Courtesy of Abby Portman
The Meryl sandwich from Poppy Café & Market: marinated sardines with herb aioli, fennel, radicchio, olives, capers, arugula and a citrus salad
Consider it a preview of sandwiches to come: Poppy Café & Market
will start offering weekly takeout this Thursday, though not yet from its eventual home at 88 Oak Street.
Sisters Abby and Emily Portman's breakfast and lunch café is one of two food businesses planned for the former Chubby Muffin
spot in Burlington's Old North End, now operating as the Oak Street Cooperative
They will share the space with Maria Lara-Bregatta's Café Mamajuana
, operating at different times of the day and sharing a small market — allowing each business to have a presence while the other is open, the Portmans explained.
The co-op's founding members, including Emily Portman, Lara-Bregatta and Matt Cropp, co-executive director of the Vermont Employee Ownership Center, closed on the building about two weeks ago, Emily told Seven Days
"We're still kind of figuring out and finalizing plans," she said. "We want to be doing some light renovations and changes to the space, so our goal is to be opening around early September."
Courtesy of Abby Portman
Emily (left) and Abby Portman

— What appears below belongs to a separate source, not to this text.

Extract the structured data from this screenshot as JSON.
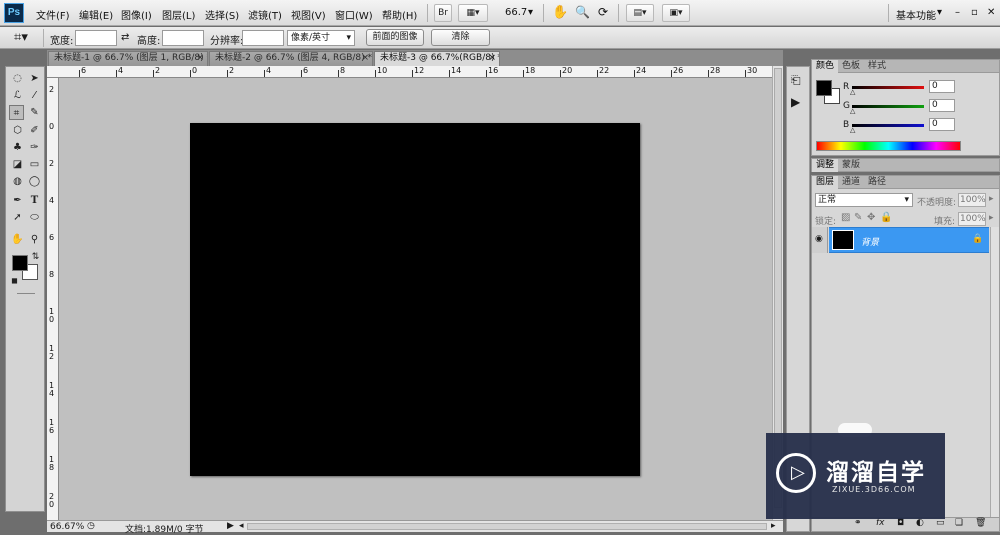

In the meantime, Poppy will offer sandwiches for takeout from the Portmans' home around the corner on Manhattan Drive. Each week will feature both a veggie and a meat option, with limited numbers available for pre-order online
on Wednesday for pickup the next day.
"In terms of style, it's really kind of veg-forward, trying to utilize local, seasonal ingredients to the greatest extent possible," Emily said. "We just want to do creative flavor combinations, taking inspiration from different cuisines that Abby and I really like."
The first week's options include the Brocc Point — roasted broccoli, crispy tofu, peanut-miso sauce, chili aioli and a radish-cilantro slaw with peanuts, scallions, pickled broccoli stems and lime on a roll; and the Auntie Sue, with turkey, bacon, provolone, horseradish mayo, radicchio, arugula, parsley and scallions on sliced polenta bread.
"We want to use this to spread the type of food we want to cook when we're in the space," Abby said. "We'll probably be growing and expanding the types of food we're offering — things like salads and different snack options. But right now we're just going to stick with sandwiches and let people see the flavors we like to cook with."
While the pop-up is takeout only, the Portmans are encouraging customers to picnic in nearby Roosevelt Park
. They hope to set up seating in an orchard across the street from their house at some point this summer, too.
Introducing themselves to the community with takeout is the sisters' way of "testing the waters," Emily explained. Due to the pandemic, they'll operate the business on their own without additional employees to start — allowing them to remain nimble and pivot if need be.
"[We're] very thankful for the sandwiches in this town that have kept us well fed and inspired," Abby said. "We are just excited to be in the mix."